## Data records
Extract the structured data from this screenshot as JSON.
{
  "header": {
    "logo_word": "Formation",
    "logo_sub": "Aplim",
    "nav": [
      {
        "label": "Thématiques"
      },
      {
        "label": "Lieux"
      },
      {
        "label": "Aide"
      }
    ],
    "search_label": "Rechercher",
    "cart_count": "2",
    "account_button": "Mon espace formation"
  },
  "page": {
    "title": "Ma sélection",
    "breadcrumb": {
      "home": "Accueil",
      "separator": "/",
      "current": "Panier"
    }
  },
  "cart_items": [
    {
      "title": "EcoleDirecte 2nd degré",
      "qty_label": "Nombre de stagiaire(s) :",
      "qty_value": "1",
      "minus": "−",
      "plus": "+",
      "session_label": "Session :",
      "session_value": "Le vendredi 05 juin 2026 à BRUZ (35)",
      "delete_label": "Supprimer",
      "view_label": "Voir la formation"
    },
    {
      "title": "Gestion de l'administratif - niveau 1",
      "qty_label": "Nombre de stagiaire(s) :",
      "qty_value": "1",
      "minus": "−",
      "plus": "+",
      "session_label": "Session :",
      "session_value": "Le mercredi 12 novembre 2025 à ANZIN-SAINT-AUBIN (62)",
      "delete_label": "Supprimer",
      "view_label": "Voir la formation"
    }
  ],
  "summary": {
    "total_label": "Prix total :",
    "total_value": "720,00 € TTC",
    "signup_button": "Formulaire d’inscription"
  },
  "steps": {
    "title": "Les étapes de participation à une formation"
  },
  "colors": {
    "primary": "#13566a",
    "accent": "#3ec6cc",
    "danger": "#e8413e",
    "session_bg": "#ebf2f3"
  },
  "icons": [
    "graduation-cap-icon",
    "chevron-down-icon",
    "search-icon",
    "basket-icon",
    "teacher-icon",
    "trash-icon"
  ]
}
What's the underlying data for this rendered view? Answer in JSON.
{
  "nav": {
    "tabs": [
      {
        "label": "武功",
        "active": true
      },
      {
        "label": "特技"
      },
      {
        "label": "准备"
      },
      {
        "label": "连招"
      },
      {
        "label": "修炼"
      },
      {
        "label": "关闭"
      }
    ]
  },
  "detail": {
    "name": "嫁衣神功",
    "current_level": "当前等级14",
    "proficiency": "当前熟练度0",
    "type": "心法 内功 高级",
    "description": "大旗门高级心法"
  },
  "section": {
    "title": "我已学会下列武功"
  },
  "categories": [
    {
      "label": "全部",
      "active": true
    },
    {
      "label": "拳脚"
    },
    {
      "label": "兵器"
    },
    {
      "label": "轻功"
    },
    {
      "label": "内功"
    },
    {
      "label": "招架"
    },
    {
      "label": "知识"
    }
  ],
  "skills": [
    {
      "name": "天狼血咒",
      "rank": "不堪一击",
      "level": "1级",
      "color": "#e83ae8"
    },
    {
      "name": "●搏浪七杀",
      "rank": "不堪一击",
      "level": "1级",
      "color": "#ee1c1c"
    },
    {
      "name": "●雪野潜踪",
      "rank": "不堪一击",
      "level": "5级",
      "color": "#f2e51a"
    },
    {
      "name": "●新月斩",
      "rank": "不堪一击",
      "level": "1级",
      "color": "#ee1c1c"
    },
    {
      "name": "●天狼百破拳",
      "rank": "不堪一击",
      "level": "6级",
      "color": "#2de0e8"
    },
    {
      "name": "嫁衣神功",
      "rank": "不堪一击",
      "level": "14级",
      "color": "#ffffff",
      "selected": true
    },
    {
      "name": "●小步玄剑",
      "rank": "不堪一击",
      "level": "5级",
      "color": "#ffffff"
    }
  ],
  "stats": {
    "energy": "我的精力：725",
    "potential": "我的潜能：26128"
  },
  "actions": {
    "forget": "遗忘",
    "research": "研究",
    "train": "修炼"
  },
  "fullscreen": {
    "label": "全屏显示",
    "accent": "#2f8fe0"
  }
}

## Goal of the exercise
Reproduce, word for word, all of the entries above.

## Exercise response
Extract the structured data from this screenshot as JSON.
{
  "header": {
    "logo_word": "Formation",
    "logo_sub": "Aplim",
    "nav": [
      {
        "label": "Thématiques"
      },
      {
        "label": "Lieux"
      },
      {
        "label": "Aide"
      }
    ],
    "search_label": "Rechercher",
    "cart_count": "2",
    "account_button": "Mon espace formation"
  },
  "page": {
    "title": "Ma sélection",
    "breadcrumb": {
      "home": "Accueil",
      "separator": "/",
      "current": "Panier"
    }
  },
  "cart_items": [
    {
      "title": "EcoleDirecte 2nd degré",
      "qty_label": "Nombre de stagiaire(s) :",
      "qty_value": "1",
      "minus": "−",
      "plus": "+",
      "session_label": "Session :",
      "session_value": "Le vendredi 05 juin 2026 à BRUZ (35)",
      "delete_label": "Supprimer",
      "view_label": "Voir la formation"
    },
    {
      "title": "Gestion de l'administratif - niveau 1",
      "qty_label": "Nombre de stagiaire(s) :",
      "qty_value": "1",
      "minus": "−",
      "plus": "+",
      "session_label": "Session :",
      "session_value": "Le mercredi 12 novembre 2025 à ANZIN-SAINT-AUBIN (62)",
      "delete_label": "Supprimer",
      "view_label": "Voir la formation"
    }
  ],
  "summary": {
    "total_label": "Prix total :",
    "total_value": "720,00 € TTC",
    "signup_button": "Formulaire d’inscription"
  },
  "steps": {
    "title": "Les étapes de participation à une formation"
  },
  "colors": {
    "primary": "#13566a",
    "accent": "#3ec6cc",
    "danger": "#e8413e",
    "session_bg": "#ebf2f3"
  },
  "icons": [
    "graduation-cap-icon",
    "chevron-down-icon",
    "search-icon",
    "basket-icon",
    "teacher-icon",
    "trash-icon"
  ]
}
What's the underlying data for this rendered view? Answer in JSON.
{
  "nav": {
    "tabs": [
      {
        "label": "武功",
        "active": true
      },
      {
        "label": "特技"
      },
      {
        "label": "准备"
      },
      {
        "label": "连招"
      },
      {
        "label": "修炼"
      },
      {
        "label": "关闭"
      }
    ]
  },
  "detail": {
    "name": "嫁衣神功",
    "current_level": "当前等级14",
    "proficiency": "当前熟练度0",
    "type": "心法 内功 高级",
    "description": "大旗门高级心法"
  },
  "section": {
    "title": "我已学会下列武功"
  },
  "categories": [
    {
      "label": "全部",
      "active": true
    },
    {
      "label": "拳脚"
    },
    {
      "label": "兵器"
    },
    {
      "label": "轻功"
    },
    {
      "label": "内功"
    },
    {
      "label": "招架"
    },
    {
      "label": "知识"
    }
  ],
  "skills": [
    {
      "name": "天狼血咒",
      "rank": "不堪一击",
      "level": "1级",
      "color": "#e83ae8"
    },
    {
      "name": "●搏浪七杀",
      "rank": "不堪一击",
      "level": "1级",
      "color": "#ee1c1c"
    },
    {
      "name": "●雪野潜踪",
      "rank": "不堪一击",
      "level": "5级",
      "color": "#f2e51a"
    },
    {
      "name": "●新月斩",
      "rank": "不堪一击",
      "level": "1级",
      "color": "#ee1c1c"
    },
    {
      "name": "●天狼百破拳",
      "rank": "不堪一击",
      "level": "6级",
      "color": "#2de0e8"
    },
    {
      "name": "嫁衣神功",
      "rank": "不堪一击",
      "level": "14级",
      "color": "#ffffff",
      "selected": true
    },
    {
      "name": "●小步玄剑",
      "rank": "不堪一击",
      "level": "5级",
      "color": "#ffffff"
    }
  ],
  "stats": {
    "energy": "我的精力：725",
    "potential": "我的潜能：26128"
  },
  "actions": {
    "forget": "遗忘",
    "research": "研究",
    "train": "修炼"
  },
  "fullscreen": {
    "label": "全屏显示",
    "accent": "#2f8fe0"
  }
}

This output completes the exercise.